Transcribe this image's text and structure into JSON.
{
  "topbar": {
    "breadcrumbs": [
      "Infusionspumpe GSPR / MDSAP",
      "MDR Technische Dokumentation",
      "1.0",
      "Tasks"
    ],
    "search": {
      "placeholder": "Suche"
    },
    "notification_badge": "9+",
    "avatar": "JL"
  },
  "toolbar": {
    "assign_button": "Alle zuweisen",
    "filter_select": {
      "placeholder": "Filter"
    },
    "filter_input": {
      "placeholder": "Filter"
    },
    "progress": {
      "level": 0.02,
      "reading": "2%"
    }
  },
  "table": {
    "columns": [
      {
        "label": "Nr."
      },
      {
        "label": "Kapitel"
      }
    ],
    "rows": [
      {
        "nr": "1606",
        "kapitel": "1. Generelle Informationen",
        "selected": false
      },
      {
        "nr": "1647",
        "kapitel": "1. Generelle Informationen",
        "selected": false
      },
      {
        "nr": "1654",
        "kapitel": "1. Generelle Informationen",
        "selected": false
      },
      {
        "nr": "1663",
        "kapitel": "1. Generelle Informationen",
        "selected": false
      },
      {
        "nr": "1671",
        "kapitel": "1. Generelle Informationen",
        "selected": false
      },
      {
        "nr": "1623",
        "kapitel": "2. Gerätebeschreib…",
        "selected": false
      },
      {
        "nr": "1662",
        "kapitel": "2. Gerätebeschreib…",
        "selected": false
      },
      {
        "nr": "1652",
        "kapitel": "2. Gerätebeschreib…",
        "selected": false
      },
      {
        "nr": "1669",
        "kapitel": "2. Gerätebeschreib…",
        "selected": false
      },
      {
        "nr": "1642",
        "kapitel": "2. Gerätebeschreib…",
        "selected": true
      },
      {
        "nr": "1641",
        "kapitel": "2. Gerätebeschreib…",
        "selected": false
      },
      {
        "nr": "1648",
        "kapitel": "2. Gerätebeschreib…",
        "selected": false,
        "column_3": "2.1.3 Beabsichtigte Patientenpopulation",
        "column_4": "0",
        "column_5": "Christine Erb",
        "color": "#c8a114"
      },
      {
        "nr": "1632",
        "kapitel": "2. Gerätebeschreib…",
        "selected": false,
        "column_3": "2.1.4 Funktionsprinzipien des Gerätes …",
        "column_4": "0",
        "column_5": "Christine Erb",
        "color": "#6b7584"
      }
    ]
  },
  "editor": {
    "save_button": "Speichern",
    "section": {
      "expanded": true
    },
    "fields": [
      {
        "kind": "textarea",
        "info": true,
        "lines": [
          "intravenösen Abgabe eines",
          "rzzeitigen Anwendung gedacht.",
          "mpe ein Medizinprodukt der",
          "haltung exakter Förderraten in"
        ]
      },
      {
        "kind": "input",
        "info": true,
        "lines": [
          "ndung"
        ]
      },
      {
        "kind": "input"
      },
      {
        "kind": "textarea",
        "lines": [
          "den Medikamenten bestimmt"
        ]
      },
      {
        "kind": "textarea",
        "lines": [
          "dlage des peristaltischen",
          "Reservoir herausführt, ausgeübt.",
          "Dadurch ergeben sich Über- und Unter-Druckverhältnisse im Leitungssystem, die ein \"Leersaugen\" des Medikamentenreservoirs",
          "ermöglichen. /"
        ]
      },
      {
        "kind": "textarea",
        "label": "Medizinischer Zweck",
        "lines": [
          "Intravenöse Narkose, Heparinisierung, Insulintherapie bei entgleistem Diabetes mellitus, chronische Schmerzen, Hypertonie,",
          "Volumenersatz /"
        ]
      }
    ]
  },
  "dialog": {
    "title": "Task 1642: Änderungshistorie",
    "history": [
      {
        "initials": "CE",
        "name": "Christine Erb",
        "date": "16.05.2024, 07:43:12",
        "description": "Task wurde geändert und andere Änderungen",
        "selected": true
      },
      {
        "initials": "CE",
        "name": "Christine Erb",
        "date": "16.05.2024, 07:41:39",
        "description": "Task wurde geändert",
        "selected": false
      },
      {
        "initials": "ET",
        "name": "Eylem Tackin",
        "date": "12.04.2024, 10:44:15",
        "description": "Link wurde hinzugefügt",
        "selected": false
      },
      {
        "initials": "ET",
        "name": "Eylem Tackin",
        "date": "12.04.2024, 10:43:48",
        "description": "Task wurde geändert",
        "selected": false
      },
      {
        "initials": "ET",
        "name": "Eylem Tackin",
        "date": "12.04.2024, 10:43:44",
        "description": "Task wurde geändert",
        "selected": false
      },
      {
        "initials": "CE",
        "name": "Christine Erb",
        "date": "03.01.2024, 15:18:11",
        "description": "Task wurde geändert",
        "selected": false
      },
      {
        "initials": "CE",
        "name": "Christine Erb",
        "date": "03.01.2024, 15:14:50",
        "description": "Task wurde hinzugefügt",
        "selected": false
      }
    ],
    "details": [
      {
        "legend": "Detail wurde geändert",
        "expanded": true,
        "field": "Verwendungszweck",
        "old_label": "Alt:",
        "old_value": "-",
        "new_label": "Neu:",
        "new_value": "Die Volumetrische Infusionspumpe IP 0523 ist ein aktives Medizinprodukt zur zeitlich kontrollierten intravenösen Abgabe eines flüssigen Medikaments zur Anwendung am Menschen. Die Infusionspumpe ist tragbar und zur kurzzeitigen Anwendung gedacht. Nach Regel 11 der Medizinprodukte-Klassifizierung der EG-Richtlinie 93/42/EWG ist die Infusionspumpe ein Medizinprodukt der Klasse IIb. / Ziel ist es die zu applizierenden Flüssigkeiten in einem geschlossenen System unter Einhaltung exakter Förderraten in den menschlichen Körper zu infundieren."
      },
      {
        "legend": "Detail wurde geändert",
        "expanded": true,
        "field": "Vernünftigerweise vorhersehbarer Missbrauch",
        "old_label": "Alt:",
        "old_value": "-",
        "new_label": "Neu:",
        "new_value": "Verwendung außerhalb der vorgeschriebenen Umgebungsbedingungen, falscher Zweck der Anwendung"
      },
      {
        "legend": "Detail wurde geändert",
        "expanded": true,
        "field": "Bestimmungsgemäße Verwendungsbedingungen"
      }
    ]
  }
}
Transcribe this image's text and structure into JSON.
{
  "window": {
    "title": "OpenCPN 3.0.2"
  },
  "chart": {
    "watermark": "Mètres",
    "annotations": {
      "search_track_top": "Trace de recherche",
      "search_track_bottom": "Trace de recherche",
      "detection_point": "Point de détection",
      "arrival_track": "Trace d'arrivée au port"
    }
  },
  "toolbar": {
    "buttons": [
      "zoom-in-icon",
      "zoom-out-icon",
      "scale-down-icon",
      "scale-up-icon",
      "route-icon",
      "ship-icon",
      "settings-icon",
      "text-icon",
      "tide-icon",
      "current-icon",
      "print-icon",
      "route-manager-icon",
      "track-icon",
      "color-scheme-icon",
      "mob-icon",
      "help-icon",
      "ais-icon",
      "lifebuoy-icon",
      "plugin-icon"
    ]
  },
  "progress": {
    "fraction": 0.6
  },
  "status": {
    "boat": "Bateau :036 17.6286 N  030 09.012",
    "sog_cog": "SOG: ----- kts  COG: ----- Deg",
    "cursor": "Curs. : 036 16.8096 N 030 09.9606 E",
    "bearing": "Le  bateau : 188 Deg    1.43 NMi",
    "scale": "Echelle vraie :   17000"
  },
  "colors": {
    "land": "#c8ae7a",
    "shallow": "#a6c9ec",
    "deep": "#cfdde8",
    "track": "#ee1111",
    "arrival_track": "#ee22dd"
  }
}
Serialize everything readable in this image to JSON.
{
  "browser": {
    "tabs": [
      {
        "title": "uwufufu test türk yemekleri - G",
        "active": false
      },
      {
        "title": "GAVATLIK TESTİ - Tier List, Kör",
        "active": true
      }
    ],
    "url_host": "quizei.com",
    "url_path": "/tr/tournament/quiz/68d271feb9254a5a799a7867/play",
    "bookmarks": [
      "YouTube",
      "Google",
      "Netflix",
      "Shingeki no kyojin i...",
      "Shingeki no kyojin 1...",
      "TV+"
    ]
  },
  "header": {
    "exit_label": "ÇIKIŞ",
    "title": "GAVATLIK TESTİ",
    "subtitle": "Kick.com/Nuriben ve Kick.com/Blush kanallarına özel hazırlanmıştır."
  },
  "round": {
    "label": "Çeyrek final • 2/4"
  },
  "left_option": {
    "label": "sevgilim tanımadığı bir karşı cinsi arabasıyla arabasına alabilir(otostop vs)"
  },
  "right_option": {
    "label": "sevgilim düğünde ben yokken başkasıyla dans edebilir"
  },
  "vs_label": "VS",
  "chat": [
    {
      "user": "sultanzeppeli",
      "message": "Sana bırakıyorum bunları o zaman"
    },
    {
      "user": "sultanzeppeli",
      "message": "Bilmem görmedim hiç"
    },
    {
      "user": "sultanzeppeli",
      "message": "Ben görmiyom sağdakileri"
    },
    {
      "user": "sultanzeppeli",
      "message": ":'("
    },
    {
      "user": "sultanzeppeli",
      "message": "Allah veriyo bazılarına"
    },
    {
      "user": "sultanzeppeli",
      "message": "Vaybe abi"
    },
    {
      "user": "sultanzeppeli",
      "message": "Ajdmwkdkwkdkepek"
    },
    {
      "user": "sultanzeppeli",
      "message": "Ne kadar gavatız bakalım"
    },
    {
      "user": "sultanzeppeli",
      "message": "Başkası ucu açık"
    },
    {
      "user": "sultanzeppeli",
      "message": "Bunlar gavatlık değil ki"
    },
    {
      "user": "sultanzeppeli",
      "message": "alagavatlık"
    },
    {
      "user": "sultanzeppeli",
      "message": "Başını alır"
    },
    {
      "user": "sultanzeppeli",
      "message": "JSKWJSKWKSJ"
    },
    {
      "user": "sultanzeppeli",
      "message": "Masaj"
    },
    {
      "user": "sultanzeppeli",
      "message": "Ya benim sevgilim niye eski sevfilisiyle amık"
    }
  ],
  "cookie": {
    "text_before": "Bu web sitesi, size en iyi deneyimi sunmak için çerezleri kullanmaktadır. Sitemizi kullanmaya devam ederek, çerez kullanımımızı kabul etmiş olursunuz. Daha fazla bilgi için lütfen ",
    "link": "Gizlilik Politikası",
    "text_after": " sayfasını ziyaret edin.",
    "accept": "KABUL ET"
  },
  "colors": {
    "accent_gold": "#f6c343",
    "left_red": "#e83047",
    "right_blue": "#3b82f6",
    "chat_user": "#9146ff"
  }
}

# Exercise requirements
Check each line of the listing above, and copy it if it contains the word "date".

# Completed exercise
        "date": "16.05.2024, 07:43:12",
        "date": "16.05.2024, 07:41:39",
        "date": "12.04.2024, 10:44:15",
        "date": "12.04.2024, 10:43:48",
        "date": "12.04.2024, 10:43:44",
        "date": "03.01.2024, 15:18:11",
        "date": "03.01.2024, 15:14:50",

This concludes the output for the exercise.